**Records**
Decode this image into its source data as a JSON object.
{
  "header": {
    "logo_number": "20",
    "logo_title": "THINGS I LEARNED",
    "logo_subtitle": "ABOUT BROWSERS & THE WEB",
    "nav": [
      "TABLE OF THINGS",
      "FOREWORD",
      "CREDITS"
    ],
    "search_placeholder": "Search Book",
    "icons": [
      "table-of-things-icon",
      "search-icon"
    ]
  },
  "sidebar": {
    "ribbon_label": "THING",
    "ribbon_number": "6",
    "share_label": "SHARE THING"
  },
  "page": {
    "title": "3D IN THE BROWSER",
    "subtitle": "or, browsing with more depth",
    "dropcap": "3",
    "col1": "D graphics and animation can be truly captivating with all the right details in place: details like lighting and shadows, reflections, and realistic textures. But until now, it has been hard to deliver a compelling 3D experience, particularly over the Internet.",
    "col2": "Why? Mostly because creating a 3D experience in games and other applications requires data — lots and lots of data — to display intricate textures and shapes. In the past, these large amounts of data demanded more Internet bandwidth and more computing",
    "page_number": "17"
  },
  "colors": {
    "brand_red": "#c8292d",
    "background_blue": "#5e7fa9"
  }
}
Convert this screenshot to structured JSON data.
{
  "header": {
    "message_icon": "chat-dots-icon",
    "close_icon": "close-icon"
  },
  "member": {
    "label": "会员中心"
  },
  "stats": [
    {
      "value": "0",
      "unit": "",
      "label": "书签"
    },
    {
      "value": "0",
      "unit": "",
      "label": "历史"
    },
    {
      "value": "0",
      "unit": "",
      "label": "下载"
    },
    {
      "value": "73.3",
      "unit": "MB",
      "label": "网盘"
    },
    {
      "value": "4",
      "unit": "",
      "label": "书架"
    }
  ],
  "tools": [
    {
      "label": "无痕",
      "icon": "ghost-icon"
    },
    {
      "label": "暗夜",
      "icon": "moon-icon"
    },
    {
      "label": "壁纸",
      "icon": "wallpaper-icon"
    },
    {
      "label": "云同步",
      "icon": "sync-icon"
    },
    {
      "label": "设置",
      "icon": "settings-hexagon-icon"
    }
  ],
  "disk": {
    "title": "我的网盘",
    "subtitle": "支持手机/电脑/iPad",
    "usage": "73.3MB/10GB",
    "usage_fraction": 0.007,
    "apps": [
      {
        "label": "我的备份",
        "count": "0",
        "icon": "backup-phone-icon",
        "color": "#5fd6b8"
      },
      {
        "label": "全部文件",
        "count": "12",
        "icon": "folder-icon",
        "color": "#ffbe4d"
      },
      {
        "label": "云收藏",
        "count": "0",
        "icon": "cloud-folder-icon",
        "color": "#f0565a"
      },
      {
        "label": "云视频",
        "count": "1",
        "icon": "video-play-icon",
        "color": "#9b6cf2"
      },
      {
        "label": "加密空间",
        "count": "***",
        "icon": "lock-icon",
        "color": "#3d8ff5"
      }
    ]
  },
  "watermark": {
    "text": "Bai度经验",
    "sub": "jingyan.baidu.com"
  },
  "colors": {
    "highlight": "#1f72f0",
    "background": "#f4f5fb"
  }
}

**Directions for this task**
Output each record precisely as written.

**Solution for this exercise**
Decode this image into its source data as a JSON object.
{
  "header": {
    "logo_number": "20",
    "logo_title": "THINGS I LEARNED",
    "logo_subtitle": "ABOUT BROWSERS & THE WEB",
    "nav": [
      "TABLE OF THINGS",
      "FOREWORD",
      "CREDITS"
    ],
    "search_placeholder": "Search Book",
    "icons": [
      "table-of-things-icon",
      "search-icon"
    ]
  },
  "sidebar": {
    "ribbon_label": "THING",
    "ribbon_number": "6",
    "share_label": "SHARE THING"
  },
  "page": {
    "title": "3D IN THE BROWSER",
    "subtitle": "or, browsing with more depth",
    "dropcap": "3",
    "col1": "D graphics and animation can be truly captivating with all the right details in place: details like lighting and shadows, reflections, and realistic textures. But until now, it has been hard to deliver a compelling 3D experience, particularly over the Internet.",
    "col2": "Why? Mostly because creating a 3D experience in games and other applications requires data — lots and lots of data — to display intricate textures and shapes. In the past, these large amounts of data demanded more Internet bandwidth and more computing",
    "page_number": "17"
  },
  "colors": {
    "brand_red": "#c8292d",
    "background_blue": "#5e7fa9"
  }
}
Convert this screenshot to structured JSON data.
{
  "header": {
    "message_icon": "chat-dots-icon",
    "close_icon": "close-icon"
  },
  "member": {
    "label": "会员中心"
  },
  "stats": [
    {
      "value": "0",
      "unit": "",
      "label": "书签"
    },
    {
      "value": "0",
      "unit": "",
      "label": "历史"
    },
    {
      "value": "0",
      "unit": "",
      "label": "下载"
    },
    {
      "value": "73.3",
      "unit": "MB",
      "label": "网盘"
    },
    {
      "value": "4",
      "unit": "",
      "label": "书架"
    }
  ],
  "tools": [
    {
      "label": "无痕",
      "icon": "ghost-icon"
    },
    {
      "label": "暗夜",
      "icon": "moon-icon"
    },
    {
      "label": "壁纸",
      "icon": "wallpaper-icon"
    },
    {
      "label": "云同步",
      "icon": "sync-icon"
    },
    {
      "label": "设置",
      "icon": "settings-hexagon-icon"
    }
  ],
  "disk": {
    "title": "我的网盘",
    "subtitle": "支持手机/电脑/iPad",
    "usage": "73.3MB/10GB",
    "usage_fraction": 0.007,
    "apps": [
      {
        "label": "我的备份",
        "count": "0",
        "icon": "backup-phone-icon",
        "color": "#5fd6b8"
      },
      {
        "label": "全部文件",
        "count": "12",
        "icon": "folder-icon",
        "color": "#ffbe4d"
      },
      {
        "label": "云收藏",
        "count": "0",
        "icon": "cloud-folder-icon",
        "color": "#f0565a"
      },
      {
        "label": "云视频",
        "count": "1",
        "icon": "video-play-icon",
        "color": "#9b6cf2"
      },
      {
        "label": "加密空间",
        "count": "***",
        "icon": "lock-icon",
        "color": "#3d8ff5"
      }
    ]
  },
  "watermark": {
    "text": "Bai度经验",
    "sub": "jingyan.baidu.com"
  },
  "colors": {
    "highlight": "#1f72f0",
    "background": "#f4f5fb"
  }
}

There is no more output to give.